SOURCE INFORMATION -
++++++++++

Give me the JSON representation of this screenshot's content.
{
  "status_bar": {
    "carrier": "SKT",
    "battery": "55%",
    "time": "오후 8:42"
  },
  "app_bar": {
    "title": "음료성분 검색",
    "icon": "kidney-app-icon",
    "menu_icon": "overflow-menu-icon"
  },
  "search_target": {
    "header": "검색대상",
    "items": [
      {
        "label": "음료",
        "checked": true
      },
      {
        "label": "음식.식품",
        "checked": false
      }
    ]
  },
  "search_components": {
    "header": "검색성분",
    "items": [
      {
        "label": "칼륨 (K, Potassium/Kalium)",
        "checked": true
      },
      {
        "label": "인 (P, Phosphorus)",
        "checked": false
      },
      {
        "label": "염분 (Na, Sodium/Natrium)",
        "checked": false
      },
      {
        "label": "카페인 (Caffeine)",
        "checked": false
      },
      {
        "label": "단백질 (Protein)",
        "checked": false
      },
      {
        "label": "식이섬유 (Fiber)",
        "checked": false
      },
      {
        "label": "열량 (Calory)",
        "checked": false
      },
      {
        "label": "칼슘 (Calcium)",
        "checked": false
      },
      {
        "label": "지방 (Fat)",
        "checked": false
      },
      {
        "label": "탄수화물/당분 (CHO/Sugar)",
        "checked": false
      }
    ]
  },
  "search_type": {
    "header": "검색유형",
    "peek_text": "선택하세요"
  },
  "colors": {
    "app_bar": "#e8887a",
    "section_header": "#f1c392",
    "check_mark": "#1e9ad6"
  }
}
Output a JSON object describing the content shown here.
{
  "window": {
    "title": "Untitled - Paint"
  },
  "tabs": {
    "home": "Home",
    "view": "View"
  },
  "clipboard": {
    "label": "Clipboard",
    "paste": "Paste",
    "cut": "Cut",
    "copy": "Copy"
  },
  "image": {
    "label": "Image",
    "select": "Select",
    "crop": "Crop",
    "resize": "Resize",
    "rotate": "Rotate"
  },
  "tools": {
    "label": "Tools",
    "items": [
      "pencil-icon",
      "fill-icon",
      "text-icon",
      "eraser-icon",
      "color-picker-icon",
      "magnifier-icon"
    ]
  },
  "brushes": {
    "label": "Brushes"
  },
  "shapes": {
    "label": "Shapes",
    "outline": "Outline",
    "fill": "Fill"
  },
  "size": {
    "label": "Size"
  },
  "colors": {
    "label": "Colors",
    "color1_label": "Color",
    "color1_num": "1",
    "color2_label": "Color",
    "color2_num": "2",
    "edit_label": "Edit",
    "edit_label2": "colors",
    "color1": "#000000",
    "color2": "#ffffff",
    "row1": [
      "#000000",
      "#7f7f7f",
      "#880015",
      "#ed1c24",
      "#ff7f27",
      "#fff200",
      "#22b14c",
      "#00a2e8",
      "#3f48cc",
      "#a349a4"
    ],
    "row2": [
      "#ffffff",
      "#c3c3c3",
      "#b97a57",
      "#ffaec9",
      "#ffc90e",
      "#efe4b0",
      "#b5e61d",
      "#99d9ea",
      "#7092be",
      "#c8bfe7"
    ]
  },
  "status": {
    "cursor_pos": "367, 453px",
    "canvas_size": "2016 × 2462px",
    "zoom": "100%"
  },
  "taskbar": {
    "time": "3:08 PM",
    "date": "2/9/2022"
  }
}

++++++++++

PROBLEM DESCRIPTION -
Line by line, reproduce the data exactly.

TASK SOLUTION -
Give me the JSON representation of this screenshot's content.
{
  "status_bar": {
    "carrier": "SKT",
    "battery": "55%",
    "time": "오후 8:42"
  },
  "app_bar": {
    "title": "음료성분 검색",
    "icon": "kidney-app-icon",
    "menu_icon": "overflow-menu-icon"
  },
  "search_target": {
    "header": "검색대상",
    "items": [
      {
        "label": "음료",
        "checked": true
      },
      {
        "label": "음식.식품",
        "checked": false
      }
    ]
  },
  "search_components": {
    "header": "검색성분",
    "items": [
      {
        "label": "칼륨 (K, Potassium/Kalium)",
        "checked": true
      },
      {
        "label": "인 (P, Phosphorus)",
        "checked": false
      },
      {
        "label": "염분 (Na, Sodium/Natrium)",
        "checked": false
      },
      {
        "label": "카페인 (Caffeine)",
        "checked": false
      },
      {
        "label": "단백질 (Protein)",
        "checked": false
      },
      {
        "label": "식이섬유 (Fiber)",
        "checked": false
      },
      {
        "label": "열량 (Calory)",
        "checked": false
      },
      {
        "label": "칼슘 (Calcium)",
        "checked": false
      },
      {
        "label": "지방 (Fat)",
        "checked": false
      },
      {
        "label": "탄수화물/당분 (CHO/Sugar)",
        "checked": false
      }
    ]
  },
  "search_type": {
    "header": "검색유형",
    "peek_text": "선택하세요"
  },
  "colors": {
    "app_bar": "#e8887a",
    "section_header": "#f1c392",
    "check_mark": "#1e9ad6"
  }
}
Output a JSON object describing the content shown here.
{
  "window": {
    "title": "Untitled - Paint"
  },
  "tabs": {
    "home": "Home",
    "view": "View"
  },
  "clipboard": {
    "label": "Clipboard",
    "paste": "Paste",
    "cut": "Cut",
    "copy": "Copy"
  },
  "image": {
    "label": "Image",
    "select": "Select",
    "crop": "Crop",
    "resize": "Resize",
    "rotate": "Rotate"
  },
  "tools": {
    "label": "Tools",
    "items": [
      "pencil-icon",
      "fill-icon",
      "text-icon",
      "eraser-icon",
      "color-picker-icon",
      "magnifier-icon"
    ]
  },
  "brushes": {
    "label": "Brushes"
  },
  "shapes": {
    "label": "Shapes",
    "outline": "Outline",
    "fill": "Fill"
  },
  "size": {
    "label": "Size"
  },
  "colors": {
    "label": "Colors",
    "color1_label": "Color",
    "color1_num": "1",
    "color2_label": "Color",
    "color2_num": "2",
    "edit_label": "Edit",
    "edit_label2": "colors",
    "color1": "#000000",
    "color2": "#ffffff",
    "row1": [
      "#000000",
      "#7f7f7f",
      "#880015",
      "#ed1c24",
      "#ff7f27",
      "#fff200",
      "#22b14c",
      "#00a2e8",
      "#3f48cc",
      "#a349a4"
    ],
    "row2": [
      "#ffffff",
      "#c3c3c3",
      "#b97a57",
      "#ffaec9",
      "#ffc90e",
      "#efe4b0",
      "#b5e61d",
      "#99d9ea",
      "#7092be",
      "#c8bfe7"
    ]
  },
  "status": {
    "cursor_pos": "367, 453px",
    "canvas_size": "2016 × 2462px",
    "zoom": "100%"
  },
  "taskbar": {
    "time": "3:08 PM",
    "date": "2/9/2022"
  }
}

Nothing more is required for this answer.